═══ EXERCISE DATA ═══
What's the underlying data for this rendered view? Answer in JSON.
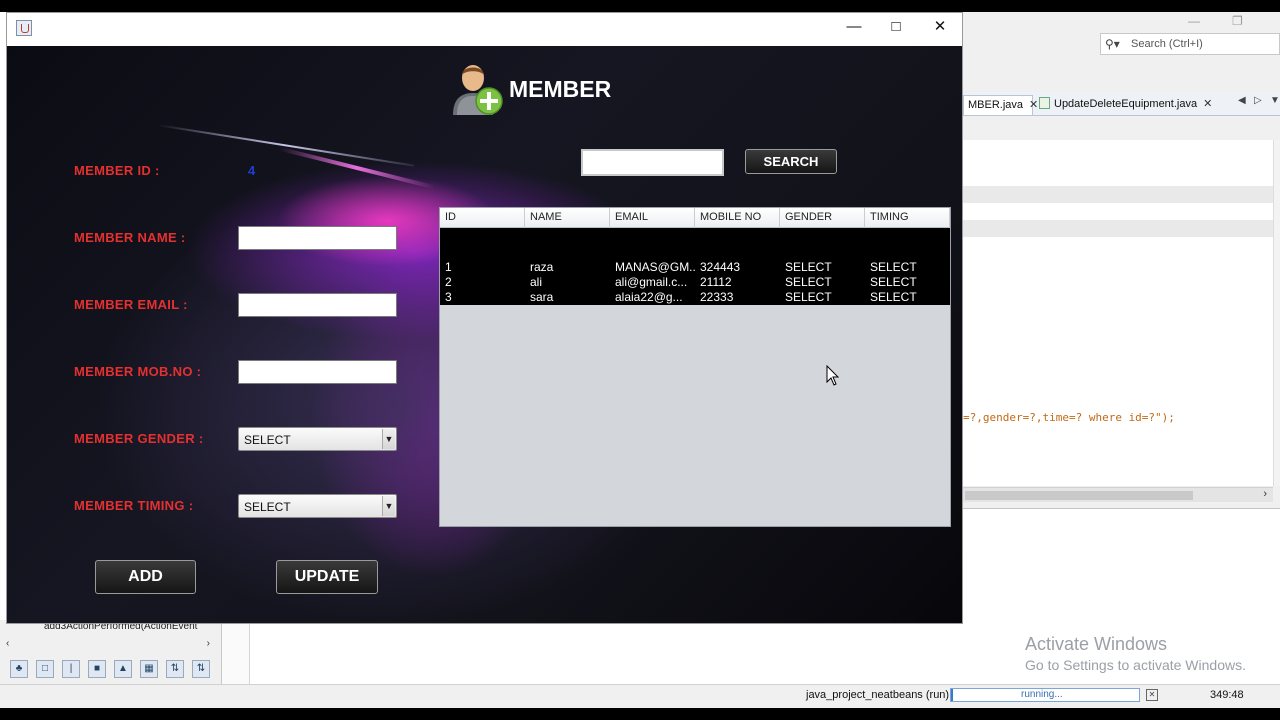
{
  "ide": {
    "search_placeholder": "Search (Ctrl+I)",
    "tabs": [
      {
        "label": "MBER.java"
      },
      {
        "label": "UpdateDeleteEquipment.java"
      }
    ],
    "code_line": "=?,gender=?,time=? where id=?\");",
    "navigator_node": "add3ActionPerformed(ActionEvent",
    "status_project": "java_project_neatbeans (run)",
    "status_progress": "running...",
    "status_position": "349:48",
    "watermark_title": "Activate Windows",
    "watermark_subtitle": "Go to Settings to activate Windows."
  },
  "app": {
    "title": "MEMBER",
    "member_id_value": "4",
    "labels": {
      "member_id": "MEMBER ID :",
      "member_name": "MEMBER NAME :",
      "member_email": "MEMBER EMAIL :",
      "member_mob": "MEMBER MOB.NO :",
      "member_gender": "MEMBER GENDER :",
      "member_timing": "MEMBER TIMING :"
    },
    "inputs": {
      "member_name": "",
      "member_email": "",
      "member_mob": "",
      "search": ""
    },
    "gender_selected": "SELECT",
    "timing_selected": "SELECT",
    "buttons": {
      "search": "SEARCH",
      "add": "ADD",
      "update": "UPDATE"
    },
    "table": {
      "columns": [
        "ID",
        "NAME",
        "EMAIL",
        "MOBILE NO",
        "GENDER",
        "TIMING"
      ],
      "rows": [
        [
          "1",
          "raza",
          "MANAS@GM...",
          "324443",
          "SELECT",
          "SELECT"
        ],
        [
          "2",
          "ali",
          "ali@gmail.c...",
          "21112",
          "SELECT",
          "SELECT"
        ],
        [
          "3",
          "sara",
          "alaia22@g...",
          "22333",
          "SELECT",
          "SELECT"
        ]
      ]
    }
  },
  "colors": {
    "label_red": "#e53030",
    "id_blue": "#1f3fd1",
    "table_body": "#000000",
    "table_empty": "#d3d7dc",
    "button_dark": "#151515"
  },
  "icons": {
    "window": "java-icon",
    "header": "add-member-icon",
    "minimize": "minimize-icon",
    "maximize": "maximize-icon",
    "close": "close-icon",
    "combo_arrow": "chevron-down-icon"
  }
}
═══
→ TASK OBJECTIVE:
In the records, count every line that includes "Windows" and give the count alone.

→ REPLY TO THE TASK:
2